When I worked as a therapist, my caseload eventually became crowded with clergy and church staff. After we worked through their clinical issues, many continued in counseling, addressing concerns related to their ministry. I had the sense there were common themes running through their collective stories, but conceptualizing these themes remained elusive.
Later, when I became a leadership coach with clergy and church staff, the clinical issues were less of a concern. Instead my clients moved right into their desire to provide effective, authentic and healthy leadership with and for their congregations.
I began to form concepts to describe these elusive common themes related to leadership effectiveness. Maturity? People skills? Then I discovered a copy of Primal Leadership, Daniel Goleman’s book which applies emotional intelligence to the leadership challenge.
Emotional intelligence does not describe all of what’s needed for effective pastoral leadership, but it does make a huge contribution to answering a basic question: “Why is it that spiritually committed, caring and even experienced clergy and church staff still function poorly as congregational leaders?”
Emotional intelligence competencies help us understand why some clergy inadvertently derail their leadership effectiveness.
One of the best studies I’ve seen on why clergy leave local church ministry is Dean Hoge and Jacqueline Wenger’s book Pastors In Transition. Their research makes it clear that most of the time pastors don’t leave local church ministry due to headline kinds of issues such as immoral or illegal behavior. Mostly they leave due to conflict in the congregation or with the denomination, lack of support and feelings of burnout and frustration.
What emotional intelligence competencies might equip and empower these pastors to manage themselves differently in the white-hot crucible of congregational life? In our work with clergy and church staff we observe factors like poor emotional self-management, poor relational skills, inability to read relationship patterns and group dynamics and simply uninspiring leadership. Emotional intelligence concepts address each of these pitfalls, recognizing the necessary competence needed to lead effectively.
Goleman’s research describes two fallacies in leadership development. First, we recruit leaders based on their IQ, believing that one must be smart to lead well. Second, we promote people to leadership based on their technical expertise.
Emotional intelligence tells us that IQ is simply a threshold competency for leadership, not an accurate predictor for effectiveness. Leaders need to be smart, but this only gets them in the leadership opportunity door.
Also, technically skilled people don’t necessary make effective leaders. One can be a wonderful Greek and Hebrew scholar without having a clue on how to lead a church body to accomplish its mission. Technical expertise rarely leads to leadership effectiveness.
“Emotional intelligence refers to the capacity for recognizing our own feelings and those of others, for motivating ourselves, and for managing emotions well in ourselves and in our relationships,” Goleman says.

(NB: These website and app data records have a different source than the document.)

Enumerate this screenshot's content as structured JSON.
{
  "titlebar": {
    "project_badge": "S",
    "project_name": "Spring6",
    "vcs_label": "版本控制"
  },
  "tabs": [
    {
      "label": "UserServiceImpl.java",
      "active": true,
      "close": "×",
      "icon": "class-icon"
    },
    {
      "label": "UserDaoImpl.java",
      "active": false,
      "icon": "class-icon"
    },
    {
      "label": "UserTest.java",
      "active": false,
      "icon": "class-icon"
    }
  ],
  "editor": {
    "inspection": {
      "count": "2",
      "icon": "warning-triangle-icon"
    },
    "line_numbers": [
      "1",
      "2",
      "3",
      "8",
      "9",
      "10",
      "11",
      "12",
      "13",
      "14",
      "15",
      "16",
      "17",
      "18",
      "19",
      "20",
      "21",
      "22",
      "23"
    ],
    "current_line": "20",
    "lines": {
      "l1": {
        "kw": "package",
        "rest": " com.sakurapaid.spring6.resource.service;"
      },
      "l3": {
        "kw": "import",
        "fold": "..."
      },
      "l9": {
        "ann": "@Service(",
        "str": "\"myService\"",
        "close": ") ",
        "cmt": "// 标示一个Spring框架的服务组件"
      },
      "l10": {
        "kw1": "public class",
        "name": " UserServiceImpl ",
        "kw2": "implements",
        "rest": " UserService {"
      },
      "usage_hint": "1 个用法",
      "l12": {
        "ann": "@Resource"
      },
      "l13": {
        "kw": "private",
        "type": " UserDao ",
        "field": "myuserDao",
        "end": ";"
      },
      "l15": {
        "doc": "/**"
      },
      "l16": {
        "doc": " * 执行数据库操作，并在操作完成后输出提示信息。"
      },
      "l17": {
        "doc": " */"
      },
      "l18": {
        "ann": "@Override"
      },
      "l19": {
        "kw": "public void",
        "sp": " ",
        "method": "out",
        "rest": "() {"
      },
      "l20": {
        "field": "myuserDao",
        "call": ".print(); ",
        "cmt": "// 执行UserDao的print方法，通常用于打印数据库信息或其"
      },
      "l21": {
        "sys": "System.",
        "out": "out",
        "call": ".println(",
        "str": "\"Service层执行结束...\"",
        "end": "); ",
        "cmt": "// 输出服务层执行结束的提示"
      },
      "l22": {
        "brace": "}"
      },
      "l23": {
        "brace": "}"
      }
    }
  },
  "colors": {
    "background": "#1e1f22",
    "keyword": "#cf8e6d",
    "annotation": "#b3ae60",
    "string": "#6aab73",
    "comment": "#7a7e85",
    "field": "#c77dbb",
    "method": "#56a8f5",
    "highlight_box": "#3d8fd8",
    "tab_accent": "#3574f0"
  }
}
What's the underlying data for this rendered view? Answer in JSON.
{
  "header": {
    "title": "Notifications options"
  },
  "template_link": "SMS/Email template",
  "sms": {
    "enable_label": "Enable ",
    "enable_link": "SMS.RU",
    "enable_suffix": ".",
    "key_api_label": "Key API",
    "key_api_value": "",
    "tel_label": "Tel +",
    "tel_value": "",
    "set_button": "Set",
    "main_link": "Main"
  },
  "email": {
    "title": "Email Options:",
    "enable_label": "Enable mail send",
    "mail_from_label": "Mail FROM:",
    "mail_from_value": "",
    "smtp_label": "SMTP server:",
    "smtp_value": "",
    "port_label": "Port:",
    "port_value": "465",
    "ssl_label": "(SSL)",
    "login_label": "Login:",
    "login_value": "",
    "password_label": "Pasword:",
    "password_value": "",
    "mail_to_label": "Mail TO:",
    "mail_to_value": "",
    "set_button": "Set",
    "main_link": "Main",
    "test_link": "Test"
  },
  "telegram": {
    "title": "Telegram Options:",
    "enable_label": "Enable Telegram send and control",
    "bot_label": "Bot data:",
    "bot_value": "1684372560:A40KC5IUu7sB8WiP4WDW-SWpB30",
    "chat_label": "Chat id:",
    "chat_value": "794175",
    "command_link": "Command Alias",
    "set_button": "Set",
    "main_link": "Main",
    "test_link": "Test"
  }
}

When it comes to ministry, I describe it as “managing one’s emotions and relationships so that the congregation more effectively accomplishes its mission.” Emotionally intelligent pastors influence the mood and morale of the congregation toward the positive, hopeful and empowered perspectives.

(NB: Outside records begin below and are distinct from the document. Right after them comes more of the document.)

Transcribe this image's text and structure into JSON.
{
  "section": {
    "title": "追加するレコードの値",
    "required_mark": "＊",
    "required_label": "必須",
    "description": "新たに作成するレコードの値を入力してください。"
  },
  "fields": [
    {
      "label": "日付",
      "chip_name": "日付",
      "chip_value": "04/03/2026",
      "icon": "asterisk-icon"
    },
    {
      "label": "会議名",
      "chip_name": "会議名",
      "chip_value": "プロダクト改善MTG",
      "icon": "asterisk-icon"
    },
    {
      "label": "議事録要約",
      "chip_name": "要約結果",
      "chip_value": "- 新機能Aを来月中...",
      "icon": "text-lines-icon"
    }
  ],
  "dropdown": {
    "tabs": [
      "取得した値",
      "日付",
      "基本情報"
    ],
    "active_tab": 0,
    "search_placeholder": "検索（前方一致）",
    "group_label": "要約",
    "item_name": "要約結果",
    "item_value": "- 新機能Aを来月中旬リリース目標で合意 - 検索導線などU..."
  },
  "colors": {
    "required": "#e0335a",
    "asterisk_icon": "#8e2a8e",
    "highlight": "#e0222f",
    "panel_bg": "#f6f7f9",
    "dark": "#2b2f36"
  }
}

Recently we worked with a congregation primarily of older persons. A new young couple joined this church, bringing their baby along with them. During moments of silence in the worship service, the baby erupted with a loud cry in the nursery, reminding the congregation their church walls were not sound-proof. Only those who were the hardest of hearing missed this.

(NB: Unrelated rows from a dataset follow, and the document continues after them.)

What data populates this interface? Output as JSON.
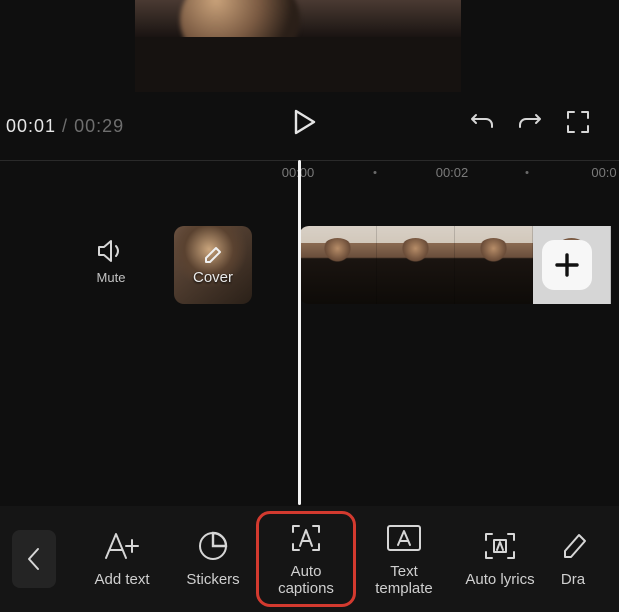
{
  "transport": {
    "current_time": "00:01",
    "separator": " / ",
    "duration": "00:29"
  },
  "ruler": {
    "ticks": [
      "00:00",
      "00:02",
      "00:0"
    ]
  },
  "track": {
    "mute_label": "Mute",
    "cover_label": "Cover"
  },
  "toolbar": {
    "add_text": "Add text",
    "stickers": "Stickers",
    "auto_captions_line1": "Auto",
    "auto_captions_line2": "captions",
    "text_template_line1": "Text",
    "text_template_line2": "template",
    "auto_lyrics": "Auto lyrics",
    "draw": "Dra"
  }
}
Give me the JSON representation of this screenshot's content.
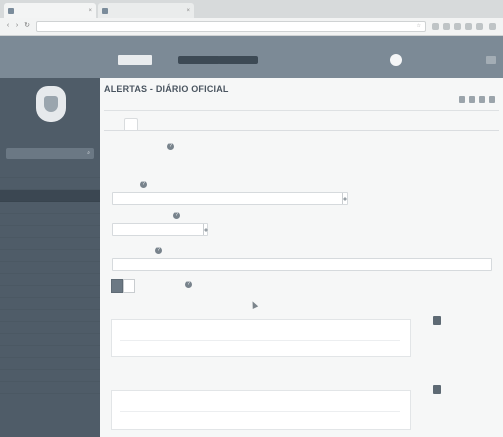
{
  "browser": {
    "tabs": [
      {
        "label": ""
      },
      {
        "label": ""
      }
    ],
    "url": ""
  },
  "topbar": {
    "brand": "",
    "chip1": "",
    "chip2": "",
    "center_text": "",
    "user_name": ""
  },
  "sidebar": {
    "org_name": "",
    "search_placeholder": "",
    "items": [
      {
        "label": ""
      },
      {
        "label": ""
      },
      {
        "label": ""
      },
      {
        "label": ""
      },
      {
        "label": ""
      },
      {
        "label": ""
      },
      {
        "label": ""
      },
      {
        "label": ""
      },
      {
        "label": ""
      },
      {
        "label": ""
      },
      {
        "label": ""
      },
      {
        "label": ""
      },
      {
        "label": ""
      },
      {
        "label": ""
      },
      {
        "label": ""
      },
      {
        "label": ""
      },
      {
        "label": ""
      },
      {
        "label": ""
      },
      {
        "label": ""
      }
    ]
  },
  "page": {
    "title": "ALERTAS - DIÁRIO OFICIAL",
    "crumbs": "",
    "tabs": [
      {
        "label": ""
      },
      {
        "label": ""
      },
      {
        "label": ""
      }
    ],
    "section_title": "",
    "field1": {
      "label": "",
      "placeholder": ""
    },
    "field2": {
      "label": "",
      "placeholder": ""
    },
    "field3": {
      "label": "",
      "placeholder": ""
    },
    "toggle": {
      "on_label": "",
      "off_label": ""
    },
    "panel1": {
      "label": "",
      "button": ""
    },
    "panel2": {
      "label": "",
      "button": ""
    }
  }
}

At the board meeting after worship, one person asked if others heard the loud crying during the silent prayer. The board chair spoke up quickly and said: “While I was praying I could hear the baby screaming in the nursery, and I said to myself: ‘That is music to my ears. Thank you Lord that we have a baby to make noise in our nursery at this church!’”
This emotionally intelligent board chair just managed the meaning of a congregational event. I watched others around the table. Their expressions progressed from puzzlement to affirmation. “Yes, thank God we have a baby now to make noise in our nursery.” Emotionally intelligent leaders seize opportunities to lead the congregation in framing events for mission advancement.
Organizational awareness, reading group dynamics, managing meaning in relation to the mission — these are the activities of emotionally intelligent pastoral leaders. May their kind increase!